Occasional censuring of the cosmetic industry by dermatologists points up the need to explain the background governing the actions of the cosmetic chemist when he develops a product for sale to the mass market. This is a very different milieu from that of the dermatologist who normally deals with, and reports on, a clinical population of limited size.
As part of an extensive paper on safety aspects of cosmetics sold to the general population,1 I recently estimated that Americans are currently applying some form of cosmetic or toiletries product (excluding soap and toothpaste) at the rate of at least 160 applications yearly per capita. Surely this is the ultimate of all "repeated insult" tests, and it therefore behooves cosmetic chemists and dermatologists to work together to see that these products are as safe as possible. Although we all agree that cosmetics and toiletries are not necessary to the survival

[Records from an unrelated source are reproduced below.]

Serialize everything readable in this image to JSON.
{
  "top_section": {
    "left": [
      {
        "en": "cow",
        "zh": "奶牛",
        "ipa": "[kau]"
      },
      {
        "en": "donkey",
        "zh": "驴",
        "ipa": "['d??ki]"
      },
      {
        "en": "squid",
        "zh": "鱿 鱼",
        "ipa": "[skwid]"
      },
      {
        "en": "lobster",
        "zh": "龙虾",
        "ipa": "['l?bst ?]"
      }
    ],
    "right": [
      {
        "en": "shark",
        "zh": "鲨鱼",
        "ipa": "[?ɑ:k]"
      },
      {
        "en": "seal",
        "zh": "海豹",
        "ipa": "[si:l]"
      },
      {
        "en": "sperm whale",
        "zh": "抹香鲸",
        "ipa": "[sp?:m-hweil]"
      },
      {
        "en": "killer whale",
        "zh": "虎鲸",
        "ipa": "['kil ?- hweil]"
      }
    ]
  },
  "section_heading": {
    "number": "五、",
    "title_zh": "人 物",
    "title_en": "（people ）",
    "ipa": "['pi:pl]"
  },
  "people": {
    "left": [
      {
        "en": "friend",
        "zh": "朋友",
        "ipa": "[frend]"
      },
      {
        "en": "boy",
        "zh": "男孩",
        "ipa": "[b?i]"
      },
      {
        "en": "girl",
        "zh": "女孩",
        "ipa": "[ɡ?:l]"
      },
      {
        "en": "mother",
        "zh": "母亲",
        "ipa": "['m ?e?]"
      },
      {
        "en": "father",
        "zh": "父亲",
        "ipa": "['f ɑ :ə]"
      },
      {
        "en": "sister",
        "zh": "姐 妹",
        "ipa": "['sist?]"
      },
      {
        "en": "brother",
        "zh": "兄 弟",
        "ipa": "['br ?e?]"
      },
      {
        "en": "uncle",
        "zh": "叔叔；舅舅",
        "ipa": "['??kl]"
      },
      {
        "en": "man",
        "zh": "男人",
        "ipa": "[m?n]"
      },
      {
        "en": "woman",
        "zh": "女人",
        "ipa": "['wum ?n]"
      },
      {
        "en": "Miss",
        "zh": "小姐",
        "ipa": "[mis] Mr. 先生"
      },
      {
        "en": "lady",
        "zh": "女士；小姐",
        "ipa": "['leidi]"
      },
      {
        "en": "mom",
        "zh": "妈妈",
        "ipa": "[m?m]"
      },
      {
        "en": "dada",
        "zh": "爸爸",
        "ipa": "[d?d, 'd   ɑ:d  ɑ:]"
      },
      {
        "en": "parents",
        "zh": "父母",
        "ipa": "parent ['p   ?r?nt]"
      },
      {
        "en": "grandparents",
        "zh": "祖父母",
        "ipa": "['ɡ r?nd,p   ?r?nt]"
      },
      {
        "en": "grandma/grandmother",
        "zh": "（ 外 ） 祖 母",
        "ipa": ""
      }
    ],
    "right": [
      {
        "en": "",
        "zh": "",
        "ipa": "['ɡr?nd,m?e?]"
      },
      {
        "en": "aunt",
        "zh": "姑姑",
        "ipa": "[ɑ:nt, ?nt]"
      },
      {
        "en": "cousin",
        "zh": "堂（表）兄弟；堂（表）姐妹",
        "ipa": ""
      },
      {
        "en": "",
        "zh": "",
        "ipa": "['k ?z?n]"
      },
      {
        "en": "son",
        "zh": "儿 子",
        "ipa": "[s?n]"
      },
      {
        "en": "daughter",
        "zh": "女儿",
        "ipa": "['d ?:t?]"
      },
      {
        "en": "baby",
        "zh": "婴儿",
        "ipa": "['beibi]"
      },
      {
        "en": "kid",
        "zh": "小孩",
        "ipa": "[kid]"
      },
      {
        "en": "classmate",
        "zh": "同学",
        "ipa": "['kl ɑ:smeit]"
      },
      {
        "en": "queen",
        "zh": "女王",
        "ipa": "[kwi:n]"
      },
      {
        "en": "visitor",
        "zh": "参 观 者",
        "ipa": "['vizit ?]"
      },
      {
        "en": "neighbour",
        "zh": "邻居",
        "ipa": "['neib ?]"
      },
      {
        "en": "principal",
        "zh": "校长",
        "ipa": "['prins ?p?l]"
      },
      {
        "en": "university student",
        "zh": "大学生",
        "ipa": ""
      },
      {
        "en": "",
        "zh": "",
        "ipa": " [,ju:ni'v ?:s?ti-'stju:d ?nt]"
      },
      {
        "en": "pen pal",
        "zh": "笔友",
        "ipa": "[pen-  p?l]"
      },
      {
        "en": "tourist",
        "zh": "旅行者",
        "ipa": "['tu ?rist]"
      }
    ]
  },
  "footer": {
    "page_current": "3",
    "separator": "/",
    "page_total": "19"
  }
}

GOLDEMBERG RL. Cosmetic Formulating: Possible Applications in Dermatologic Practice. Arch Dermatol. 1963;88(5):627–636. doi:10.1001/archderm.1963.01590230135019
Customize your JAMA Network experience by selecting one or more topics from the list below.
Create a personal account or sign in to: